"We still have tough teams away, there is still a lot of things to do. For us it's a real test, going to Anfield, one of the most prestigious stadiums and teams in the world so we'll try to put on a good performance, it's a big game for us.
"Liverpool is such an important game, to realise again if we are able to do big things in this season, in important stages, in the Champions League."
Becoming England's third top-flight "invincibles" isn't the only milestone fuelling City's charge.
There have only been five longer unbeaten streaks in the top flight than City's current run of 30 matches.
- Anfield woe -
Arsenal's 49 games in 2003-2004 is currently top, followed by Nottingham Forest's 42 in 1977-1978, Chelsea with 40 in 2004-2005, Leeds's 34 in 1968-1969 and Liverpool's 31 in 1987-1988.
City, still in the hunt for four trophies this term, could also become the first team to win a top-flight match at Chelsea, Liverpool and Manchester United in the same season since Wimbledon in 1986-87.
But to do that City must end their wretched run at Anfield, where they are without a win since 2003, a run of 16 matches in all competitions.
Asked about City's Anfield curse, Guardiola said: "I don't believe in these kind of things, but of course the last time City won was 15 years ago, so it means a lot in terms of how difficult and complicated it is to play there. But records are always there to be broken."
Since losing to Tottenham on October 22, Liverpool are unbeaten in 17 matches in all competitions and 13 in the league, their best run under Jurgen Klopp.
Their 5-0 thrashing at City earlier in the season was Klopp's heaviest defeat in all competitions as Reds boss, and his joint-heaviest ever managerial loss.

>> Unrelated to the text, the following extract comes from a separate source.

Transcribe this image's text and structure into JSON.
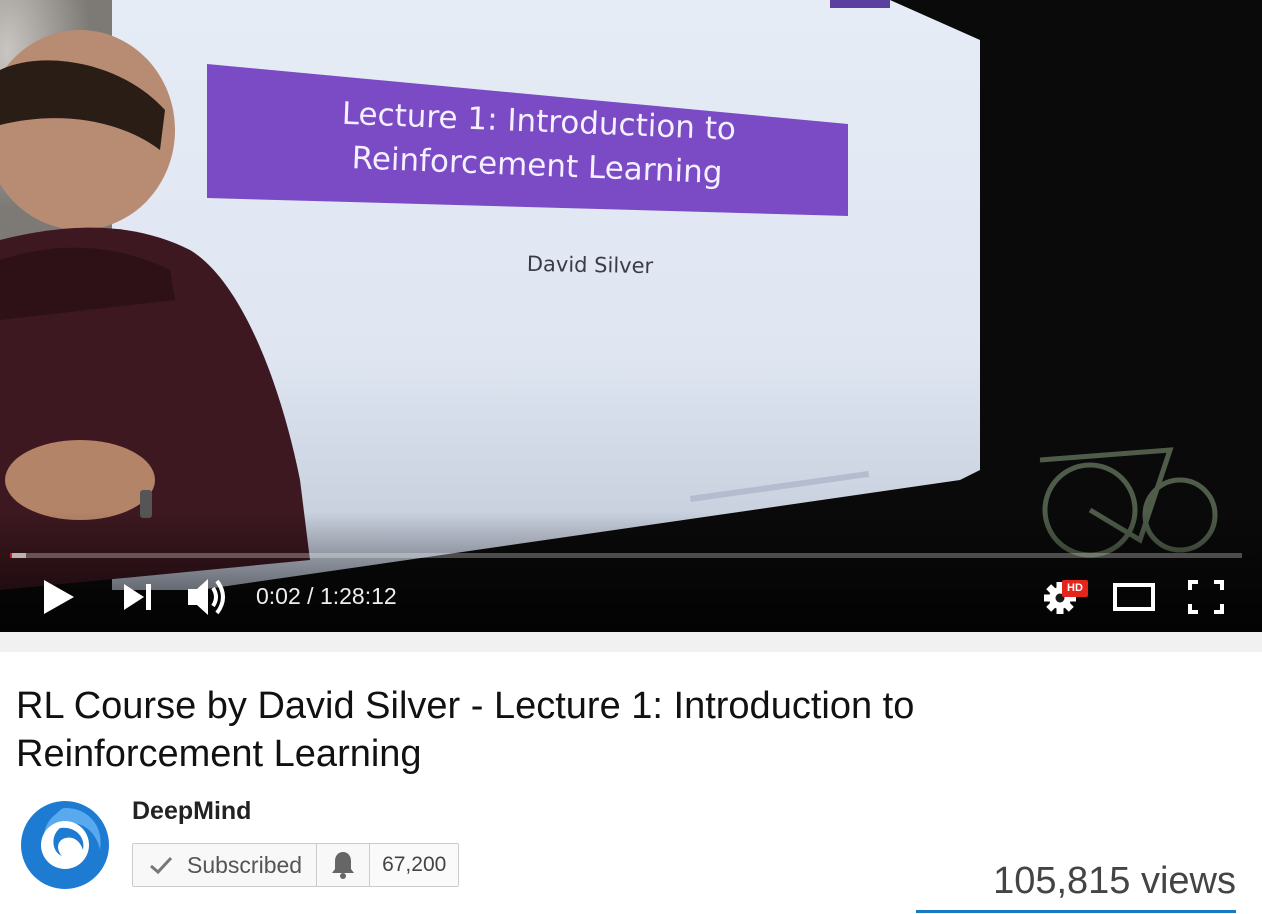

City's visit will provide evidence of whether Liverpool can cope without Philippe Coutinho following the Brazil forward's sale to Barcelona.
While Coutinho's departure brought the curtain down on his role in Liverpool's attacking 'Fab four', Klopp's three remaining big hitters will ensure the Reds pose a major threat to City's unbeaten record.
Crucially for Liverpool's chances of derailing the leaders, Egypt winger Mohamed Salah, who missed the last two matches with a groin problem, is fit and available for selection.
"It's interesting to play against City. They play really good and if you don't respect that, you have a problem," Klopp said.
"But if you are not brave in your game, you will also have a problem. You need to show up."